27 February 2024 - 27 February 2024
5:00PM - 7:00PM
PCL048 - Hogan Lovells Lecture Theatre, Durham University
Sir Howard Morrison to visit Durham Law School and give a talk titled 'International criminal law: What is it good for? - Reflections on the second anniversary of Russia's aggression against Ukraine.'
Durham Law School
27 February, 2024
PCL048 - Hogan Lovells Lecture Theatre, Durham Law School
Since 24 February 2022, Russia - a permanent member of the UN Security Council - and its President, Vladimir Putin, have been committing an act of aggression against the sovereign state of Ukraine, in clear violation of international law. Another permanent member, The People's Republic of China, has since consistently failed to rebuke Russia and tacitly supported it, as have a large number of countries of the so-called Global South. Concerns have been raised about the collapse of the rule-based world order, and of the United Nations becoming an obsolete debating club. Russia's and China's stance in particular has increased the fear of many people of a new Cold War, or even an actual armed confrontation between them and NATO. Calls for holding those responsible to account within the framework of international criminal justice threaten to fall foul of the new geopolitical environment and simple jurisdictional issues: The International Criminal Court has no jurisdiction over the crime of aggression committed in Ukraine because Russia is not a state party to the Court's Statute. A separate ad-hoc tribunal to try Putin and others may well fail due to the lack of consensus in the wider international community. Some say that it borders on illusion to think that Putin will ever face justice before any court.
Against this background, Sir Howard Morrison, one of the globally most experienced international criminal lawyers, will discuss the role that international criminal law can still play when faced with the crimes of the leadership of powerful states.

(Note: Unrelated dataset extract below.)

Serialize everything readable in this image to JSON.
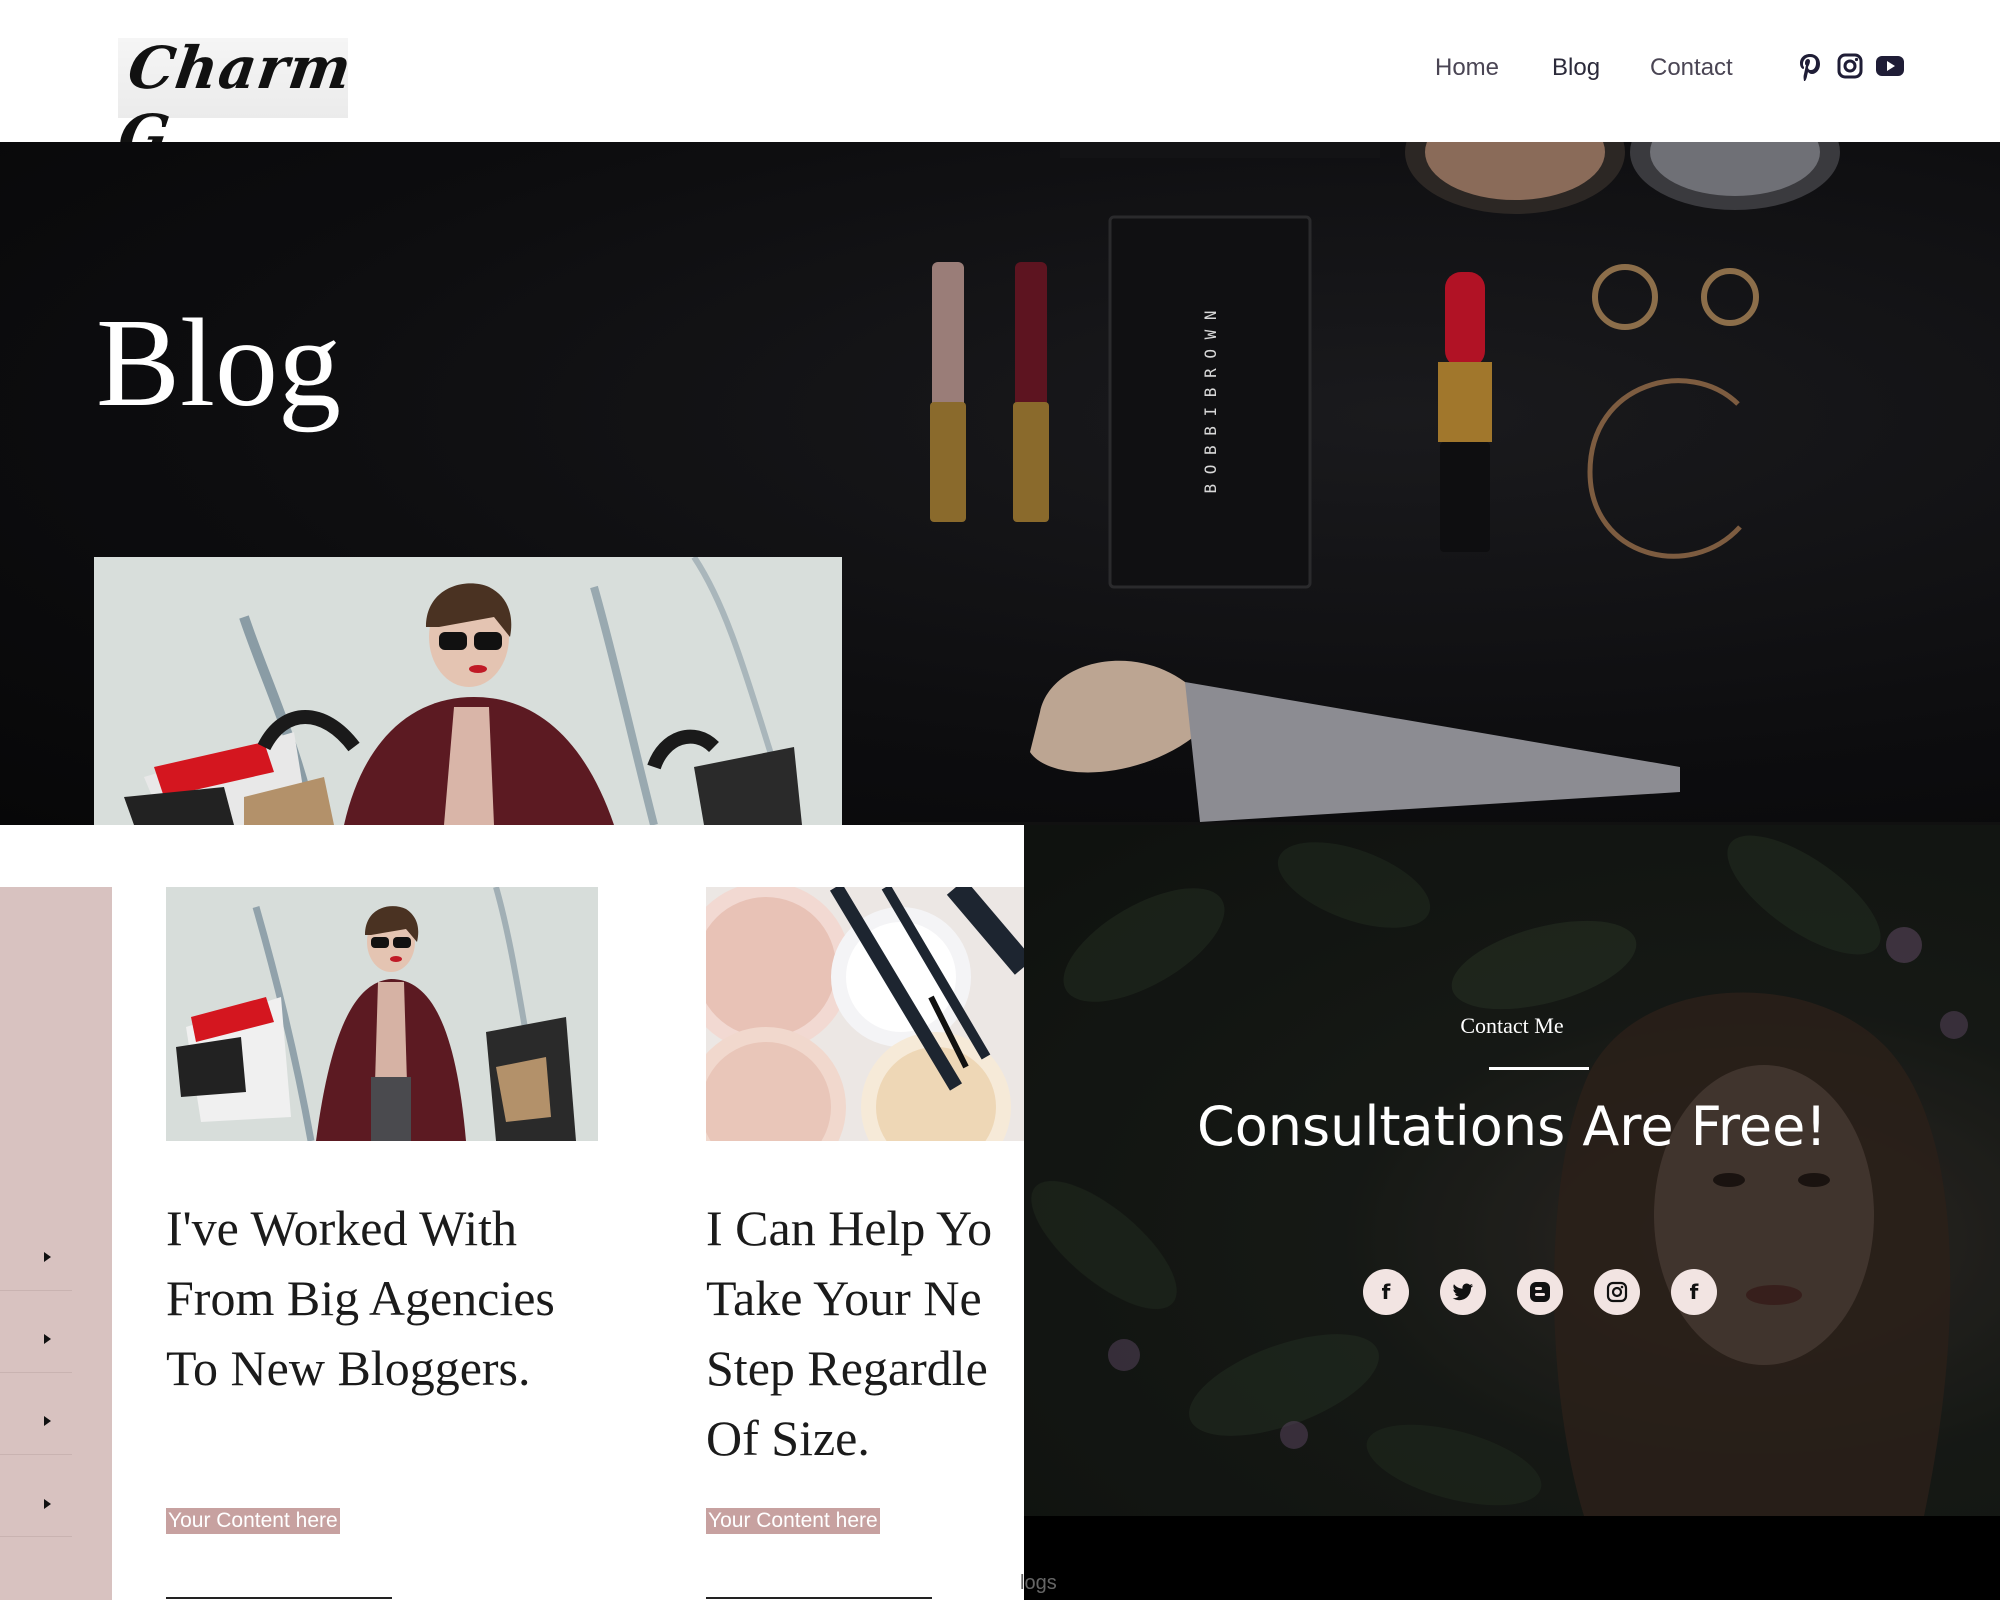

Sir Howard Morrison
Sir Howard Morrison KC (Master of the Bench, Grays Inn) is currently the UK Independent Advisor to the Ukrainian Prosecutor-General.
He moved into international law by defending at the Yugoslav (ICTY) and Rwanda war crimes tribunals. He was a UK judge before joining the bench at the Special Tribunal for Lebanon. After that, as a judge at the ICTY, he tried Radovan Karadzic. He served at the International Criminal Court where he sat in the Appeals Division. He received an OBE, CBE, and KCMG for services to international law. He trains war crime and counter-terrorism judges in Ukraine and Iraq.
This lecture is free to attend. Please note that the room capacity is limited to 90 people, so we will base admittance to the event on a first come, first serve basis.